Matt Marinkovich’s weekly At Sea Diary entry is a popular feature of the National Fisherman Web site, and now you can post your own reflections on Matt’s experiences fishing in the Pacific Northwest and North Pacific.
April 24-27, 2006 — The challenge of this run south was trying to get to Bellingham by Thursday, so we could get a slightly better price for our halibut, which would be available for the weekend market. This added urgency brought the throttle up to 1,600 rpm from the engine and many glances at the logbook to study previous years' transits. It didn't look good for us making it by Thursday at noon, but there was a slim possibility, provided we made the tide at Seymour Narrows and weren't slowed down by weather.
Our time-sensitive transit also brought the return of The Weatherman, a personality hidden within George, who comes out when there is (or isn't) a concern for the weather. The Weatherman has been with us every season, but because they changed the reporting technique for areas in the Gulf of Alaska, he wasn't sure which weather was being reported where, so he didn't rebroadcast too much information. But as we ran our load of halibut through the inside toward Bellingham, George heard his familiar weather channels, so The Weatherman kept us abreast of the upcoming storms for which we needed to prepare.
There were storm warnings in Chatham Sound, but it was flat calm when we passed through (dodged that bullet!). There was a big blow around Bella Bella, British Columbia, but miraculously, we missed that one as well (whew!). A nasty blow was forecast for Queen Charlotte Sound, which would have left us vulnerable to open ocean for six hours of running, but we somehow escaped that torrent and sneaked through with just a 15-knot buck from the southeast.
In Johnston Strait we were bucking into 25 knots, which did slow the boat down, but the seas were insignificant. By this time we had calculated that even though we would make the tide at the narrows for certain, we would still arrive too late in the evening to make the Thursday delivery. With this knowledge, the throttle dropped down to its customary position, turning the engine at 1,400 rpm.
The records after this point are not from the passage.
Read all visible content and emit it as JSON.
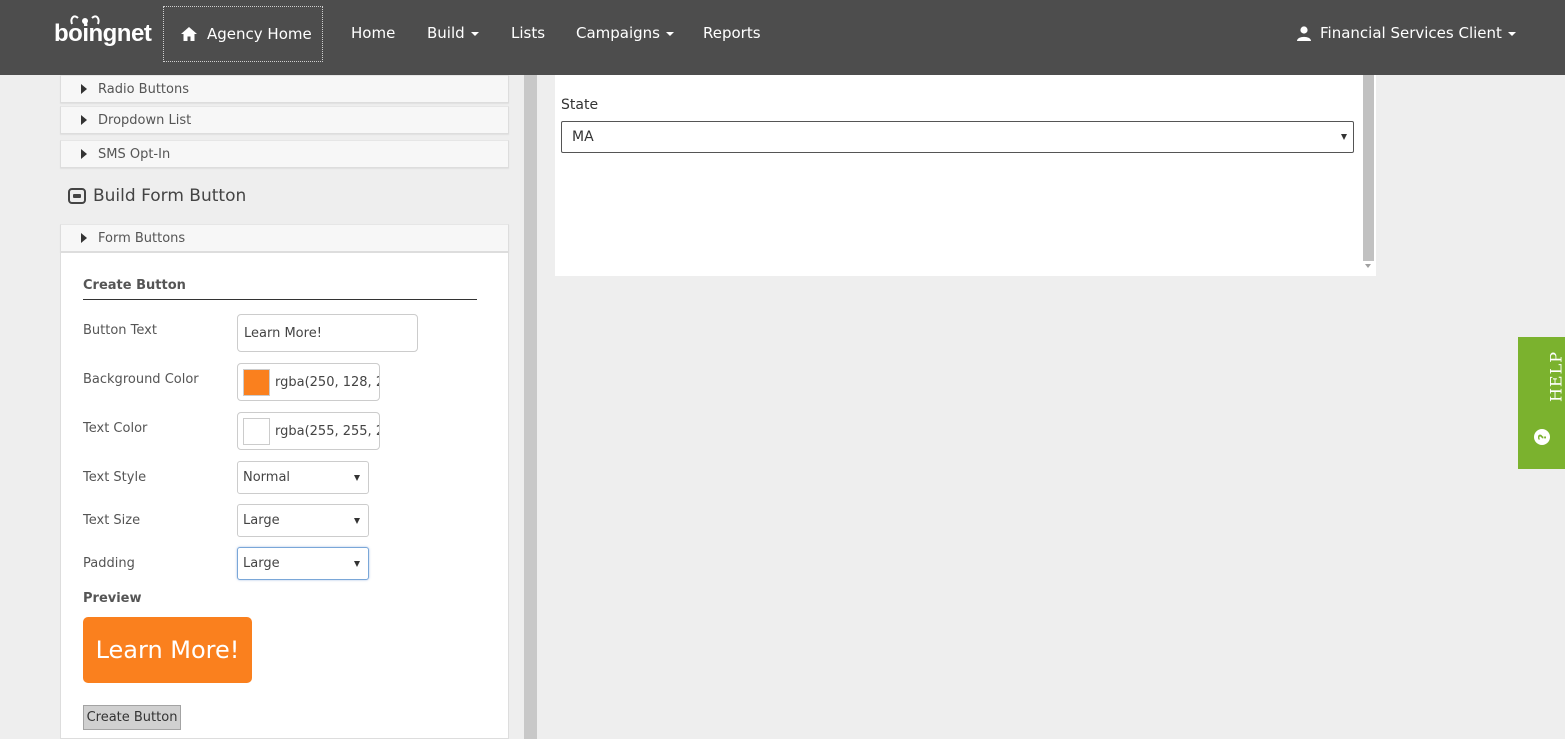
{
  "nav": {
    "logo_text": "boingnet",
    "agency_home": "Agency Home",
    "items": [
      {
        "label": "Home",
        "has_caret": false
      },
      {
        "label": "Build",
        "has_caret": true
      },
      {
        "label": "Lists",
        "has_caret": false
      },
      {
        "label": "Campaigns",
        "has_caret": true
      },
      {
        "label": "Reports",
        "has_caret": false
      }
    ],
    "user": "Financial Services Client"
  },
  "sidebar": {
    "accordion_top": [
      "Radio Buttons",
      "Dropdown List",
      "SMS Opt-In"
    ],
    "section_title": "Build Form Button",
    "form_buttons_label": "Form Buttons",
    "create": {
      "heading": "Create Button",
      "button_text_label": "Button Text",
      "button_text_value": "Learn More!",
      "bg_color_label": "Background Color",
      "bg_color_value": "rgba(250, 128, 2",
      "bg_swatch": "#fa801e",
      "text_color_label": "Text Color",
      "text_color_value": "rgba(255, 255, 2",
      "text_swatch": "#ffffff",
      "text_style_label": "Text Style",
      "text_style_value": "Normal",
      "text_size_label": "Text Size",
      "text_size_value": "Large",
      "padding_label": "Padding",
      "padding_value": "Large",
      "preview_label": "Preview",
      "preview_button": "Learn More!",
      "create_button": "Create Button"
    }
  },
  "preview_pane": {
    "state_label": "State",
    "state_value": "MA"
  },
  "help": {
    "label": "HELP",
    "icon": "question-icon"
  },
  "colors": {
    "nav_bg": "#4d4d4d",
    "accent_orange": "#fa801e",
    "help_green": "#7bb22e"
  }
}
After we conceded to a Friday delivery, The Weatherman was not as verbose. He did hint we could be in for a miserable run down Georgia Strait, and it was quite bumpy for the first few hours. But on the last day of our transit, Thursday, April 27, the seas were flat calm, like glass. We arrived in Bellingham at 8:30 p.m. We had survived the storm.
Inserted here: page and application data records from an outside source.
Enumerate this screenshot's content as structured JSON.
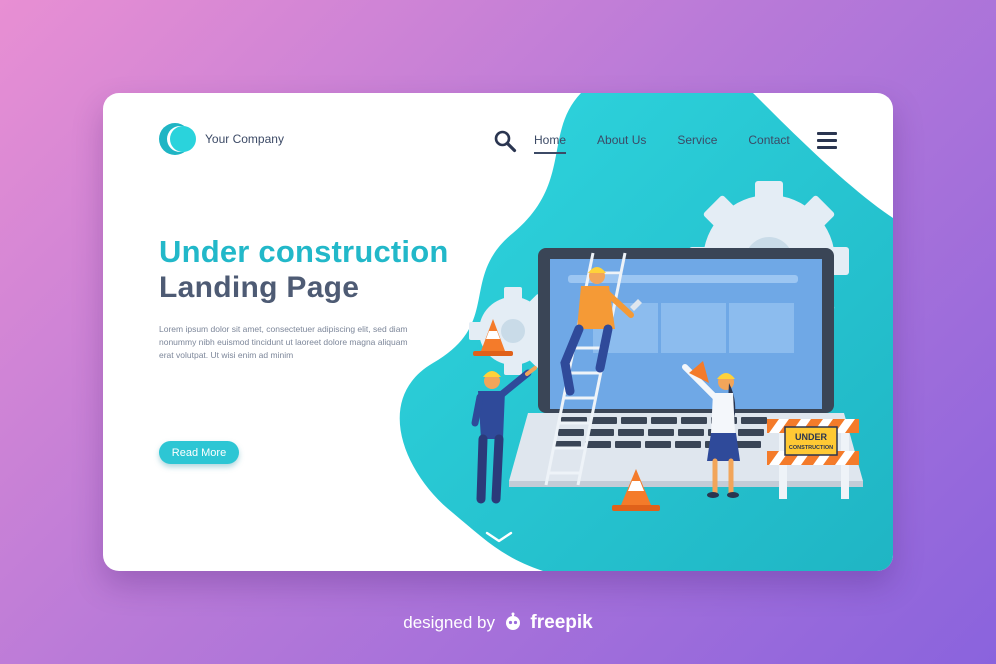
{
  "brand": {
    "company_name": "Your Company"
  },
  "nav": {
    "items": [
      {
        "label": "Home",
        "active": true
      },
      {
        "label": "About Us",
        "active": false
      },
      {
        "label": "Service",
        "active": false
      },
      {
        "label": "Contact",
        "active": false
      }
    ]
  },
  "hero": {
    "title": "Under construction",
    "subtitle": "Landing Page",
    "body": "Lorem ipsum dolor sit amet, consectetuer adipiscing elit, sed diam nonummy nibh euismod tincidunt ut laoreet dolore magna aliquam erat volutpat. Ut wisi enim ad minim",
    "cta_label": "Read More"
  },
  "illustration": {
    "sign_line1": "UNDER",
    "sign_line2": "CONSTRUCTION"
  },
  "footer": {
    "designed_by": "designed by",
    "brand": "freepik"
  },
  "colors": {
    "accent": "#22b8c9",
    "button": "#2dc6d4",
    "text_dark": "#4e5b74",
    "background_from": "#e88fd3",
    "background_to": "#8a63dd"
  },
  "icons": [
    "search-icon",
    "hamburger-menu-icon",
    "chevron-down-icon",
    "freepik-robot-icon"
  ]
}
TO BE CONTINUED...
National Fisherman Live: 11/06/14
In this episode:
NOAA report touts 2013 landings, value increases
Panama fines GM salmon company Aquabounty
Gulf council passes Reef Fish Amendment 40
Maine elver quota cut by 2,000 pounds
Offshore mussel farm would be East Coast’s first
NOAA and its fellow Natural Resource Damage Assessment trustees in the Deepwater Horizon oil spill have announced the signing of a formal Record of Decision to implement a gulf restoration plan. The 44 projects, totaling an estimated $627 million, will restore barrier islands, shorelines, dunes, underwater grasses and oyster beds.